The film premiered in Robertsfors in October 2016 and was screened in Skelleftehamn, Holmsund, and Boliden before reaching other parts of Sweden. In Västerbotten, screenings will be followed by a discussion with the director, participants in the film, and the audience. The goals are to share personal experiences of changing workplaces and together situate them within a larger historical, economic, and social perspective. How can a local community respond to a decision to close a factory when the main employer is just one piece in a multinational puzzle? What are the ramifications of the law in Sweden and internationally when it comes to a town going under because a company shuts its doors? What does it mean to become unemployed after having worked at the same place your entire life? How can we handle the great transformation from having one primary employer that unites a region to working for an employment agency, starting your own business, or turning to other careers? Can the negative experience of receiving your notice also pave the way for new possibilities and ways of viewing your existence?
Digitally transferred 16 mm film, color & b&w Total Running Time: 13.29 minutes Production year: 2009 - 2012
Directed, Produced and Edited by Sara Jordenö Director of Photography: Petrus Sjövik Sound Design: Jonny Farrow B-Photography: Maja Dennhag Interviews with Hedvig Olofsson and Kerstin Kalström Produced in collaboration with Baltic Art Center and Film i Västerbotten
Courtesy of the artist and Malmö Konstmuseum
Distributed by Filmform
Hedvig Olofsson lives in a set house that was constructed for the production of Ingmar Bergman’s Persona in 1965, Close by Bergman built his own artist home, which in the summer of 2009 was up for sale for millions of Swedish crowns. Hedvig was during many years Ing¬mar Bergman’s closest neighbor. Film enthusiasts and tourists from the whole world is coming to document her house due to it’s film histori¬cal value.
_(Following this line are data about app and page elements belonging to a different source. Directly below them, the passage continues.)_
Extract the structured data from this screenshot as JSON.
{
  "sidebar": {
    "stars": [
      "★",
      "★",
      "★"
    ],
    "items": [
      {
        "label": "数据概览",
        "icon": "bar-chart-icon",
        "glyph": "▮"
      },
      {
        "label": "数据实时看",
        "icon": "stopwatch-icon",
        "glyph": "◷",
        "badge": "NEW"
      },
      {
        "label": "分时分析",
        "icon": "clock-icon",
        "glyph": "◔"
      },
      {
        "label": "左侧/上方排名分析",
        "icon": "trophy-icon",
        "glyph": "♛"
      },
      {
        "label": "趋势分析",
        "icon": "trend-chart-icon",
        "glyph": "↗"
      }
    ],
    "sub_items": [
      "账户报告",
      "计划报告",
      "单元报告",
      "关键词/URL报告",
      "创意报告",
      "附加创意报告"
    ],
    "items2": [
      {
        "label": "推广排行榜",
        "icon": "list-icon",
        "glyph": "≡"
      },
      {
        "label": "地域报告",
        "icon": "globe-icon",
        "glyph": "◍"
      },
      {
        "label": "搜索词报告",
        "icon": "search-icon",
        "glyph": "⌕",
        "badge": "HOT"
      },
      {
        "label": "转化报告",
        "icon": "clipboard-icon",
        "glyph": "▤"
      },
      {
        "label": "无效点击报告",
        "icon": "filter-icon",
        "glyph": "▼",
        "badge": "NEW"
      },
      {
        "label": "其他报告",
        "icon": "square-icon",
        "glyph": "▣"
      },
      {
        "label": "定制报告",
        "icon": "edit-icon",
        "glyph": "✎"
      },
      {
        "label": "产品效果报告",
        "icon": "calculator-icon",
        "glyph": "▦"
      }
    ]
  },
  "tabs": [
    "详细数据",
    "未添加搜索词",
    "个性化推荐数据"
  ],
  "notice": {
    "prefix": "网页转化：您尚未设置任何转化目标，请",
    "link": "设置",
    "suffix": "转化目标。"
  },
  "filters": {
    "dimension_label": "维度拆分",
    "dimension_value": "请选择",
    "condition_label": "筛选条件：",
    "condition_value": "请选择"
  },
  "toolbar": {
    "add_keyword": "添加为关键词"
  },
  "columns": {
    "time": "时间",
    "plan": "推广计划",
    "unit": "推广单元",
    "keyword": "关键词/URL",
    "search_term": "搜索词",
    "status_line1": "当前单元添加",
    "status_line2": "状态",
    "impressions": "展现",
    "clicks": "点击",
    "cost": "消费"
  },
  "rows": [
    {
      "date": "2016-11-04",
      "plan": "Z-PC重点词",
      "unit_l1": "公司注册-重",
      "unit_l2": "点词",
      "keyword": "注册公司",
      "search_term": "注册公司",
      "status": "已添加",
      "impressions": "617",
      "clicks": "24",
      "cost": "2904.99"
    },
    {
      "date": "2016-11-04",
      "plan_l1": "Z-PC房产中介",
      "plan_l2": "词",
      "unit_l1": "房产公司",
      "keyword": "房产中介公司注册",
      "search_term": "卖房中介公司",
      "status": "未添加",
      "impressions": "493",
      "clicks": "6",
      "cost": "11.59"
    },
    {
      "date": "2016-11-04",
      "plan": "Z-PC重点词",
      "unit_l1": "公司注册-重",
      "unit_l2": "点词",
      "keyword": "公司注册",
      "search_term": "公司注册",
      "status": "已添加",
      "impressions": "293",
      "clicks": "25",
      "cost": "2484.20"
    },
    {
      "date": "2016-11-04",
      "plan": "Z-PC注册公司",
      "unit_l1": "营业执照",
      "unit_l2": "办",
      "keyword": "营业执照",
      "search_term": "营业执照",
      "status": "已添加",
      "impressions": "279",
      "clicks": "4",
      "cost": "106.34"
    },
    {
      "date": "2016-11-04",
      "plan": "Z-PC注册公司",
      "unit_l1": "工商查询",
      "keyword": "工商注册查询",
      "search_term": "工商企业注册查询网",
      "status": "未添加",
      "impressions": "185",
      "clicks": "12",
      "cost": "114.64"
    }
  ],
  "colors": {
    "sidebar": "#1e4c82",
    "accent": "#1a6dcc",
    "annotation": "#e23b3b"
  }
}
Hedvig is of the opinion that the tourists are infringing on and limiting her personal space. The film is about my desire to film her house, Hedvig’s continuing refusal to become fictionalized and the negotiation that takes place between us.
Scene from Hedvig (The Set House)
Documentary Short, 2001
TRT: 3:10 min, 4:3, DV, Stereo, Color
Directed, Produced and Edited by Sara Jordenö
Distributed by FilmForm
VIDEOACTIVE portrays a membership video store located in Los Angeles called Videoactive. The store has a unique categorization system, where the customers and employees place the films on themed shelves. It is revealed that the copy of Persona is in flux, moving between different shelves and interpretations.
S-16mm film (2003)
Directed by Sara Jordenö
Cinematographer: Marie Chao
with Elizabeth Liang, Thea Wolfe
Distributed by Film Form
Premiere at RedCat, Los Angeles
The Pool is an experimental film about a church in Moscow turned into a swimming pool coded with lesbian desire, before turning into a church again. In Los Angeles, a researcher is going swimming meeting a mysterious woman. Places and contexts are constantly shifting.
Short film, 4 minutes
Directed by Sara Jordenö
With Thea Wolfe, Elizabeth Liang
Women, all actors, are asked where they come from and why they came here.
Location Interviews, video still
Location Interviews, video still
Location Interviews at Kunsthalle Exnergasse, Vienna